Non-Hodgkin’s Lymphoma is cancer originating from the lymphatic system of the human body. The lymphatic system fights the infections and spreads across our entire body. In this disease, the tumors develop from a type of white blood cells called lymphocytes. It is one of the two general types of lymphoma and is more common than Hodgkin’s Lymphoma. A type of abnormal cells called Reed-Sternberg cells help to differentiate between the two types of Lymphoma. These cells are only present in Hodgkin’s Lymphoma while they are absent in Non-Hodgkin’s Lymphoma. The treatment of the disease varies from Hodgkin’s Lymphoma.
Types of Non-Hodgkin's Lymphoma
There are various types of Non-Hodgkin’s Lymphoma. They are:
- B-cell Lymphoma – Reports suggest that around 85% of cases of Non-Hodgkin’s Lymphoma are that of B-cell Lymphoma. Diffuse, large B-cell Lymphoma is the most common type of B-cell Lymphoma. Other types of B-cell Lymphoma are Burkitt’s Lymphoma, lymphoplasmacytic mantle cell lymphoma, marginal zone B-cell lymphoma, extranodal marginal zone B-cell lymphoma, small lymphocytic lymphoma, mediastinal large B-cell lymphoma.
- T-cell Lymphoma – It affects around 15% of the population. It is of two types that comprise T-cells. They are peripheral T-cell lymphoma and cutaneous T-cell lymphoma.
- Follicular Lymphoma – It is a rare type of B-cell Lymphoma.
Causes of Non-Hodgkin's Lymphoma
While some doctors are unaware of the causes of Non-Hodgkin’s Lymphoma, some reports suggest that the weakened immune system causes this cancer. The body produces many abnormal lymphocytes (a type of white blood cell) that cause cancer. The lymphocytes do not undergo the normal cycle in the patient suffering from Non-Hodgkin’s Lymphoma. The lymphocytes, instead of dying, grow and multiply in Non-Hodgkin’s Lymphoma. These abnormal lymphocytes crowd the lymph nodes of the patient, and this causes the lymph nodes to swell.
- B-cells: Non-Hodgkin’s Lymphoma can begin in the B-cells. B-cells produce antibodies to fight germs and infections. These antibodies act against foreign bodies to protect the body. In most cases, cancer arises from B-cells.
- T-cells: T-cells kill the foreign bodies instantly and inhibit them from invading. Only a few cases of Non-Hodgkin’s Lymphoma occur in T-cells.
Symptoms of Non-Hodgkin's Lymphoma
One may find some symptoms that associate with Non-Hodgkin’s Lymphoma.
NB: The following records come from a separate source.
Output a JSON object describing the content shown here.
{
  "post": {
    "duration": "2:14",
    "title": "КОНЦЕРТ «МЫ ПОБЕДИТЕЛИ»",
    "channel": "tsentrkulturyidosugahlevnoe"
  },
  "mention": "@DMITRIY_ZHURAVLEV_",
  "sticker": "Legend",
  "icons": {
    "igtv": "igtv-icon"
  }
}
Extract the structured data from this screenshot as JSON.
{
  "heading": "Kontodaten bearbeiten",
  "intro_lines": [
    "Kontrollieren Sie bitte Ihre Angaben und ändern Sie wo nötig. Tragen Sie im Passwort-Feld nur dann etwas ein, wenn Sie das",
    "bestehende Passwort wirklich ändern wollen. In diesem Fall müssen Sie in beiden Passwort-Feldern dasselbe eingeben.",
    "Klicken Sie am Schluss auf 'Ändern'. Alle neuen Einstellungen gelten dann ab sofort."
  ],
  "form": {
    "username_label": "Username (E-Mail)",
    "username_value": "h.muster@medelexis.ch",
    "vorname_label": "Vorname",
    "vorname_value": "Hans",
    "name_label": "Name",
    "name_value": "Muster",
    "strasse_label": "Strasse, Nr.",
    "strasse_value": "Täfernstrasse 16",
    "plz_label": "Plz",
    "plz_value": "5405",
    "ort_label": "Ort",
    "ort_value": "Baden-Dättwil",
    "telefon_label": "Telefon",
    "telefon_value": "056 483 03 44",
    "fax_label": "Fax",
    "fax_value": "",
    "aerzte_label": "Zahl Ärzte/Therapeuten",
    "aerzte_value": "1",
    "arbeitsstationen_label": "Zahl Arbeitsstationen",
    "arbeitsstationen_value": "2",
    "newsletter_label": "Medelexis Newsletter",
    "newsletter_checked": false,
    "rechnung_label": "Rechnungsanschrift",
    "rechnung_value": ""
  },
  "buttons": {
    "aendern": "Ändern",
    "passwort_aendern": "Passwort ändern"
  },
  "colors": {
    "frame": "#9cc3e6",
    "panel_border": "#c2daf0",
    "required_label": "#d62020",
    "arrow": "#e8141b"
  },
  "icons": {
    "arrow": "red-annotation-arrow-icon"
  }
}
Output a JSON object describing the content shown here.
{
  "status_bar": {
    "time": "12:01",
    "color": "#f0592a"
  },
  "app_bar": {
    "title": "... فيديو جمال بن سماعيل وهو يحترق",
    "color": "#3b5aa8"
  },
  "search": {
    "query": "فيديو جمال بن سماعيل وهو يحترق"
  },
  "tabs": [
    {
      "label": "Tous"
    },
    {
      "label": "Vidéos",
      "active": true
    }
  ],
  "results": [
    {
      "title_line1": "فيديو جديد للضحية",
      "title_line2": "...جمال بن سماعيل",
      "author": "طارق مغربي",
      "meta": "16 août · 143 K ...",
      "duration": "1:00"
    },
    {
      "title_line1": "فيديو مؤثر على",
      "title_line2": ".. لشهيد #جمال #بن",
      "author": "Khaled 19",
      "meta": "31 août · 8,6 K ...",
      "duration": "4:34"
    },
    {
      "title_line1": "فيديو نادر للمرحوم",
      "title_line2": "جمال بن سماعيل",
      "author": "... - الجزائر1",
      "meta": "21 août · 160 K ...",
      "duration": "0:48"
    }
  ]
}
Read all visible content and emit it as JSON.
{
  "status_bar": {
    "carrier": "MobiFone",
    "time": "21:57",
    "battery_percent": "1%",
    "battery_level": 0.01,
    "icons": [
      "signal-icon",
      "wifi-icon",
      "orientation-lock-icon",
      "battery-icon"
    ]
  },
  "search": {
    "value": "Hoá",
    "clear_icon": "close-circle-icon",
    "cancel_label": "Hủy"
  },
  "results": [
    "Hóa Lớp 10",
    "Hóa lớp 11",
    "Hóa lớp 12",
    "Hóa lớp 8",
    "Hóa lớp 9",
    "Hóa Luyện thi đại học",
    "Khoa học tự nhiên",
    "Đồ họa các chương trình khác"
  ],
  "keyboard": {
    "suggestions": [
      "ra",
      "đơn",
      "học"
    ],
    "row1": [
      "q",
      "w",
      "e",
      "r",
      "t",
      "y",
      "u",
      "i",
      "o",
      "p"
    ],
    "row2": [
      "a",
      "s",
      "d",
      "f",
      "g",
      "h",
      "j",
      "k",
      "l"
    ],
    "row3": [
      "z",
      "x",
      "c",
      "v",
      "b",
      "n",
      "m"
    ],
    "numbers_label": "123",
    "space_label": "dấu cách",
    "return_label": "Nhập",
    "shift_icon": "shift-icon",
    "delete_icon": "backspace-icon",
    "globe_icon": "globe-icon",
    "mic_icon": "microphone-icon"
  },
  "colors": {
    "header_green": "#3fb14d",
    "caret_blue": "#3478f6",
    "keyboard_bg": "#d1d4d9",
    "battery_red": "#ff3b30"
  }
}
These symptoms are:
- Persistent fatigue
- Unexplained weight loss
- Swollen lymph nodes present in the neck, armpit, and groin region
- Chest pain
- Night sweats
- Abdominal pain
- Breathlessness and coughing
- Abdominal swelling
Diagnosis of Non-Hodgkin's Lymphoma
Although your symptoms indicate the presence of abnormal lymphocytes in your body, your doctor might need to perform some tests to form an accurate diagnosis and confirm the disease. Your doctor will ask about the medical history of your family & you and may also take down your personal history. Some tests and procedures follow the history-taking to diagnose Non-Hodgkin’s Lymphoma.